→ ACTIVITY:
All entries that follow are to be written out verbatim.

→ INPUT RECORDS:
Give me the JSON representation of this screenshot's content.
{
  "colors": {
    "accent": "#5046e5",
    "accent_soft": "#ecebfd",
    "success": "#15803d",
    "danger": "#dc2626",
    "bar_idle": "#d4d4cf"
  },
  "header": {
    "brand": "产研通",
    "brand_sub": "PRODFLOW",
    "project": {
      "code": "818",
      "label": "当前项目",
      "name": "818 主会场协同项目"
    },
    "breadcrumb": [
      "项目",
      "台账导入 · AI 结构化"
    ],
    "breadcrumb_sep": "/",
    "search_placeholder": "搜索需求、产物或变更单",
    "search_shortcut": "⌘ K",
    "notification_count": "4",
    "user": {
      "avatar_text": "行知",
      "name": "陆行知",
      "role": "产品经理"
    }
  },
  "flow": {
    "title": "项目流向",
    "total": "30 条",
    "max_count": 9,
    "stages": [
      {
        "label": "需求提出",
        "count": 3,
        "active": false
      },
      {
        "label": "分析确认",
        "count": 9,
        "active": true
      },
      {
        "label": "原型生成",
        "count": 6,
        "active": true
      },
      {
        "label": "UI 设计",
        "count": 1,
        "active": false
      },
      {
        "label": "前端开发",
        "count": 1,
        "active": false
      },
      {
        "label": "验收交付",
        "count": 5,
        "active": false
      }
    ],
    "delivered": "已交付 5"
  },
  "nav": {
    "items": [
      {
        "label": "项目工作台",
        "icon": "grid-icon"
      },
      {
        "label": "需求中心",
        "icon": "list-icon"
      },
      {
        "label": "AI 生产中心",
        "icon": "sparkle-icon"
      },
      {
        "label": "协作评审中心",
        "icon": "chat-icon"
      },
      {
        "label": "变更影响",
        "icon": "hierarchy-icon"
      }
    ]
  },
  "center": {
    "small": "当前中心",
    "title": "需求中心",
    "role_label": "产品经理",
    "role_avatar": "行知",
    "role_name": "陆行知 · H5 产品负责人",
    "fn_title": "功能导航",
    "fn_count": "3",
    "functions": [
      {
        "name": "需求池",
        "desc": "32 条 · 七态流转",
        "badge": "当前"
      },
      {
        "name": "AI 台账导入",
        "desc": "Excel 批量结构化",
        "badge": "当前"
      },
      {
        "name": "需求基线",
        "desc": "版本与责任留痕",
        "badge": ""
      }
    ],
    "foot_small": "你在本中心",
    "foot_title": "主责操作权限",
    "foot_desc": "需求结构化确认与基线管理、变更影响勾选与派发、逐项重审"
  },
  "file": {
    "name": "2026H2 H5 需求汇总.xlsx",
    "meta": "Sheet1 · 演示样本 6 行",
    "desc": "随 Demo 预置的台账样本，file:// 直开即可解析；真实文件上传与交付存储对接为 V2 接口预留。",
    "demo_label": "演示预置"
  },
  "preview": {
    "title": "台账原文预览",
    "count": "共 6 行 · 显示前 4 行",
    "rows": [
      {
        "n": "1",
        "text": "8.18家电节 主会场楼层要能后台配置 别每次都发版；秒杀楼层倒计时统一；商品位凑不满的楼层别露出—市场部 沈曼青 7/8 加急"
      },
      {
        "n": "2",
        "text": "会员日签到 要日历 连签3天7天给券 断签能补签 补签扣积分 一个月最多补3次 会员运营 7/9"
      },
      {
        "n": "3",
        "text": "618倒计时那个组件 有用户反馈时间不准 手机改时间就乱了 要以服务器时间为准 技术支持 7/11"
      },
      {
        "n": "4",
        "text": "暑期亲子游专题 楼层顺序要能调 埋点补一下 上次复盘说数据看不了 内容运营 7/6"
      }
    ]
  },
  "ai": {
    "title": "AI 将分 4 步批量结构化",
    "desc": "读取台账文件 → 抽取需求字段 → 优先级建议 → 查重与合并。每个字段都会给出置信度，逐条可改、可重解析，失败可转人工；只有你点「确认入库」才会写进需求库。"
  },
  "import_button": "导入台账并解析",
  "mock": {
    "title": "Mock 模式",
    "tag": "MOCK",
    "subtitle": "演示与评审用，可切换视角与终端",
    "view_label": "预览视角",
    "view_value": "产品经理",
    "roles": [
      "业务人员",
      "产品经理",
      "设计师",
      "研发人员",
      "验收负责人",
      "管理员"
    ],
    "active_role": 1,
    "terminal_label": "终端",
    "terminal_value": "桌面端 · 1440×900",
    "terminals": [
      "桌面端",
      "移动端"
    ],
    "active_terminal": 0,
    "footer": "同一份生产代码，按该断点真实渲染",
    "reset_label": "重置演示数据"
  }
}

→ OUTPUT OF THE TASK:
Give me the JSON representation of this screenshot's content.
{
  "colors": {
    "accent": "#5046e5",
    "accent_soft": "#ecebfd",
    "success": "#15803d",
    "danger": "#dc2626",
    "bar_idle": "#d4d4cf"
  },
  "header": {
    "brand": "产研通",
    "brand_sub": "PRODFLOW",
    "project": {
      "code": "818",
      "label": "当前项目",
      "name": "818 主会场协同项目"
    },
    "breadcrumb": [
      "项目",
      "台账导入 · AI 结构化"
    ],
    "breadcrumb_sep": "/",
    "search_placeholder": "搜索需求、产物或变更单",
    "search_shortcut": "⌘ K",
    "notification_count": "4",
    "user": {
      "avatar_text": "行知",
      "name": "陆行知",
      "role": "产品经理"
    }
  },
  "flow": {
    "title": "项目流向",
    "total": "30 条",
    "max_count": 9,
    "stages": [
      {
        "label": "需求提出",
        "count": 3,
        "active": false
      },
      {
        "label": "分析确认",
        "count": 9,
        "active": true
      },
      {
        "label": "原型生成",
        "count": 6,
        "active": true
      },
      {
        "label": "UI 设计",
        "count": 1,
        "active": false
      },
      {
        "label": "前端开发",
        "count": 1,
        "active": false
      },
      {
        "label": "验收交付",
        "count": 5,
        "active": false
      }
    ],
    "delivered": "已交付 5"
  },
  "nav": {
    "items": [
      {
        "label": "项目工作台",
        "icon": "grid-icon"
      },
      {
        "label": "需求中心",
        "icon": "list-icon"
      },
      {
        "label": "AI 生产中心",
        "icon": "sparkle-icon"
      },
      {
        "label": "协作评审中心",
        "icon": "chat-icon"
      },
      {
        "label": "变更影响",
        "icon": "hierarchy-icon"
      }
    ]
  },
  "center": {
    "small": "当前中心",
    "title": "需求中心",
    "role_label": "产品经理",
    "role_avatar": "行知",
    "role_name": "陆行知 · H5 产品负责人",
    "fn_title": "功能导航",
    "fn_count": "3",
    "functions": [
      {
        "name": "需求池",
        "desc": "32 条 · 七态流转",
        "badge": "当前"
      },
      {
        "name": "AI 台账导入",
        "desc": "Excel 批量结构化",
        "badge": "当前"
      },
      {
        "name": "需求基线",
        "desc": "版本与责任留痕",
        "badge": ""
      }
    ],
    "foot_small": "你在本中心",
    "foot_title": "主责操作权限",
    "foot_desc": "需求结构化确认与基线管理、变更影响勾选与派发、逐项重审"
  },
  "file": {
    "name": "2026H2 H5 需求汇总.xlsx",
    "meta": "Sheet1 · 演示样本 6 行",
    "desc": "随 Demo 预置的台账样本，file:// 直开即可解析；真实文件上传与交付存储对接为 V2 接口预留。",
    "demo_label": "演示预置"
  },
  "preview": {
    "title": "台账原文预览",
    "count": "共 6 行 · 显示前 4 行",
    "rows": [
      {
        "n": "1",
        "text": "8.18家电节 主会场楼层要能后台配置 别每次都发版；秒杀楼层倒计时统一；商品位凑不满的楼层别露出—市场部 沈曼青 7/8 加急"
      },
      {
        "n": "2",
        "text": "会员日签到 要日历 连签3天7天给券 断签能补签 补签扣积分 一个月最多补3次 会员运营 7/9"
      },
      {
        "n": "3",
        "text": "618倒计时那个组件 有用户反馈时间不准 手机改时间就乱了 要以服务器时间为准 技术支持 7/11"
      },
      {
        "n": "4",
        "text": "暑期亲子游专题 楼层顺序要能调 埋点补一下 上次复盘说数据看不了 内容运营 7/6"
      }
    ]
  },
  "ai": {
    "title": "AI 将分 4 步批量结构化",
    "desc": "读取台账文件 → 抽取需求字段 → 优先级建议 → 查重与合并。每个字段都会给出置信度，逐条可改、可重解析，失败可转人工；只有你点「确认入库」才会写进需求库。"
  },
  "import_button": "导入台账并解析",
  "mock": {
    "title": "Mock 模式",
    "tag": "MOCK",
    "subtitle": "演示与评审用，可切换视角与终端",
    "view_label": "预览视角",
    "view_value": "产品经理",
    "roles": [
      "业务人员",
      "产品经理",
      "设计师",
      "研发人员",
      "验收负责人",
      "管理员"
    ],
    "active_role": 1,
    "terminal_label": "终端",
    "terminal_value": "桌面端 · 1440×900",
    "terminals": [
      "桌面端",
      "移动端"
    ],
    "active_terminal": 0,
    "footer": "同一份生产代码，按该断点真实渲染",
    "reset_label": "重置演示数据"
  }
}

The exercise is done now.